Data about app and page elements

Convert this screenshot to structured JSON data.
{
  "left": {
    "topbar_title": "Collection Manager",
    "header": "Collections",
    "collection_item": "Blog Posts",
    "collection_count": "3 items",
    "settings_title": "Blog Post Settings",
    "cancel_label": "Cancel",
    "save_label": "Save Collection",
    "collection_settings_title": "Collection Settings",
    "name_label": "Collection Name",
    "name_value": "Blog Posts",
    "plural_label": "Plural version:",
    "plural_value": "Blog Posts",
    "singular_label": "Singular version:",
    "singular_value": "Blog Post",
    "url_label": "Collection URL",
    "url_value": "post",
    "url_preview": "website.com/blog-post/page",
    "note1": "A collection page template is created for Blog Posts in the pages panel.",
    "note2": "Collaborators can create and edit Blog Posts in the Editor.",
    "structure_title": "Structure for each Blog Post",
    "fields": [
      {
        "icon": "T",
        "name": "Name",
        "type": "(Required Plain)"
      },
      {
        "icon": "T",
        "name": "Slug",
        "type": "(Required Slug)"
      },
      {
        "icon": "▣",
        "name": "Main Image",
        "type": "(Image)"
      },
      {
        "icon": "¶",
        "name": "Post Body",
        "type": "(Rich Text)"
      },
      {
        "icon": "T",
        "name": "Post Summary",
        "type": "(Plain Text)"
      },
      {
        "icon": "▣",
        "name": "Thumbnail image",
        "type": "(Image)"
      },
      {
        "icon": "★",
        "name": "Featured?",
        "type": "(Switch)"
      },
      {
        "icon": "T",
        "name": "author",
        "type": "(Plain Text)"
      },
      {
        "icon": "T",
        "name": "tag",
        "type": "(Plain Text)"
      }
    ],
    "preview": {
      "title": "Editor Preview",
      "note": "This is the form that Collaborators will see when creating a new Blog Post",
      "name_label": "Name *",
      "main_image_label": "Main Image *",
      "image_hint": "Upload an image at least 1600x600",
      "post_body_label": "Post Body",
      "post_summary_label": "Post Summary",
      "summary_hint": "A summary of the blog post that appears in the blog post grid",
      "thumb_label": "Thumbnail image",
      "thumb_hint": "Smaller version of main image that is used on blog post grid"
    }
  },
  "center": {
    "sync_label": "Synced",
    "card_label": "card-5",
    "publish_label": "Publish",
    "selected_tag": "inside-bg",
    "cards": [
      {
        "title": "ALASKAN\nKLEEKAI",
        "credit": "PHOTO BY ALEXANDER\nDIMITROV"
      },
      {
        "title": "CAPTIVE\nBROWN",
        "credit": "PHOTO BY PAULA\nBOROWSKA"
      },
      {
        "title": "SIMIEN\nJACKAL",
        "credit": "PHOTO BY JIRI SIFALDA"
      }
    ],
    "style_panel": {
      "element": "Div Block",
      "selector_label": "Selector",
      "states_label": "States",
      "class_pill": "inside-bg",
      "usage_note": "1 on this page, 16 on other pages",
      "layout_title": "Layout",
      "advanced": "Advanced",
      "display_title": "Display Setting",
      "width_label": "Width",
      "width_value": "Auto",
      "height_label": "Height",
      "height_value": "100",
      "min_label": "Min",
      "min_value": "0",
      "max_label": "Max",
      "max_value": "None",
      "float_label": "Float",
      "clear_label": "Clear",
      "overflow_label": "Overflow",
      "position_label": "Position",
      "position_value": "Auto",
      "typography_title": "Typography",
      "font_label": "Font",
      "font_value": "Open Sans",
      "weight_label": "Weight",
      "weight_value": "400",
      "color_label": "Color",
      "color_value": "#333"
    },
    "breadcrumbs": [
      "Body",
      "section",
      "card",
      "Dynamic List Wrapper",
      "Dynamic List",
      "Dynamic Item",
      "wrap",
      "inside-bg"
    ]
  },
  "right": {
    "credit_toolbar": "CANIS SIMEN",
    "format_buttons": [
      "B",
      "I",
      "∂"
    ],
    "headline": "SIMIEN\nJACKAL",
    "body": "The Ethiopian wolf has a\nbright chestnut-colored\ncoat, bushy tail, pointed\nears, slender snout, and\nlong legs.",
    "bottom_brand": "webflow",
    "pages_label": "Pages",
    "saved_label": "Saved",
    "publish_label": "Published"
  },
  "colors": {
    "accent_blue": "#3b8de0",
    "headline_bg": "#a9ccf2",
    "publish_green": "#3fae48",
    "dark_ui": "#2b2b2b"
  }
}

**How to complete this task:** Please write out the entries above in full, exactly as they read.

**The completed task:**
Convert this screenshot to structured JSON data.
{
  "left": {
    "topbar_title": "Collection Manager",
    "header": "Collections",
    "collection_item": "Blog Posts",
    "collection_count": "3 items",
    "settings_title": "Blog Post Settings",
    "cancel_label": "Cancel",
    "save_label": "Save Collection",
    "collection_settings_title": "Collection Settings",
    "name_label": "Collection Name",
    "name_value": "Blog Posts",
    "plural_label": "Plural version:",
    "plural_value": "Blog Posts",
    "singular_label": "Singular version:",
    "singular_value": "Blog Post",
    "url_label": "Collection URL",
    "url_value": "post",
    "url_preview": "website.com/blog-post/page",
    "note1": "A collection page template is created for Blog Posts in the pages panel.",
    "note2": "Collaborators can create and edit Blog Posts in the Editor.",
    "structure_title": "Structure for each Blog Post",
    "fields": [
      {
        "icon": "T",
        "name": "Name",
        "type": "(Required Plain)"
      },
      {
        "icon": "T",
        "name": "Slug",
        "type": "(Required Slug)"
      },
      {
        "icon": "▣",
        "name": "Main Image",
        "type": "(Image)"
      },
      {
        "icon": "¶",
        "name": "Post Body",
        "type": "(Rich Text)"
      },
      {
        "icon": "T",
        "name": "Post Summary",
        "type": "(Plain Text)"
      },
      {
        "icon": "▣",
        "name": "Thumbnail image",
        "type": "(Image)"
      },
      {
        "icon": "★",
        "name": "Featured?",
        "type": "(Switch)"
      },
      {
        "icon": "T",
        "name": "author",
        "type": "(Plain Text)"
      },
      {
        "icon": "T",
        "name": "tag",
        "type": "(Plain Text)"
      }
    ],
    "preview": {
      "title": "Editor Preview",
      "note": "This is the form that Collaborators will see when creating a new Blog Post",
      "name_label": "Name *",
      "main_image_label": "Main Image *",
      "image_hint": "Upload an image at least 1600x600",
      "post_body_label": "Post Body",
      "post_summary_label": "Post Summary",
      "summary_hint": "A summary of the blog post that appears in the blog post grid",
      "thumb_label": "Thumbnail image",
      "thumb_hint": "Smaller version of main image that is used on blog post grid"
    }
  },
  "center": {
    "sync_label": "Synced",
    "card_label": "card-5",
    "publish_label": "Publish",
    "selected_tag": "inside-bg",
    "cards": [
      {
        "title": "ALASKAN\nKLEEKAI",
        "credit": "PHOTO BY ALEXANDER\nDIMITROV"
      },
      {
        "title": "CAPTIVE\nBROWN",
        "credit": "PHOTO BY PAULA\nBOROWSKA"
      },
      {
        "title": "SIMIEN\nJACKAL",
        "credit": "PHOTO BY JIRI SIFALDA"
      }
    ],
    "style_panel": {
      "element": "Div Block",
      "selector_label": "Selector",
      "states_label": "States",
      "class_pill": "inside-bg",
      "usage_note": "1 on this page, 16 on other pages",
      "layout_title": "Layout",
      "advanced": "Advanced",
      "display_title": "Display Setting",
      "width_label": "Width",
      "width_value": "Auto",
      "height_label": "Height",
      "height_value": "100",
      "min_label": "Min",
      "min_value": "0",
      "max_label": "Max",
      "max_value": "None",
      "float_label": "Float",
      "clear_label": "Clear",
      "overflow_label": "Overflow",
      "position_label": "Position",
      "position_value": "Auto",
      "typography_title": "Typography",
      "font_label": "Font",
      "font_value": "Open Sans",
      "weight_label": "Weight",
      "weight_value": "400",
      "color_label": "Color",
      "color_value": "#333"
    },
    "breadcrumbs": [
      "Body",
      "section",
      "card",
      "Dynamic List Wrapper",
      "Dynamic List",
      "Dynamic Item",
      "wrap",
      "inside-bg"
    ]
  },
  "right": {
    "credit_toolbar": "CANIS SIMEN",
    "format_buttons": [
      "B",
      "I",
      "∂"
    ],
    "headline": "SIMIEN\nJACKAL",
    "body": "The Ethiopian wolf has a\nbright chestnut-colored\ncoat, bushy tail, pointed\nears, slender snout, and\nlong legs.",
    "bottom_brand": "webflow",
    "pages_label": "Pages",
    "saved_label": "Saved",
    "publish_label": "Published"
  },
  "colors": {
    "accent_blue": "#3b8de0",
    "headline_bg": "#a9ccf2",
    "publish_green": "#3fae48",
    "dark_ui": "#2b2b2b"
  }
}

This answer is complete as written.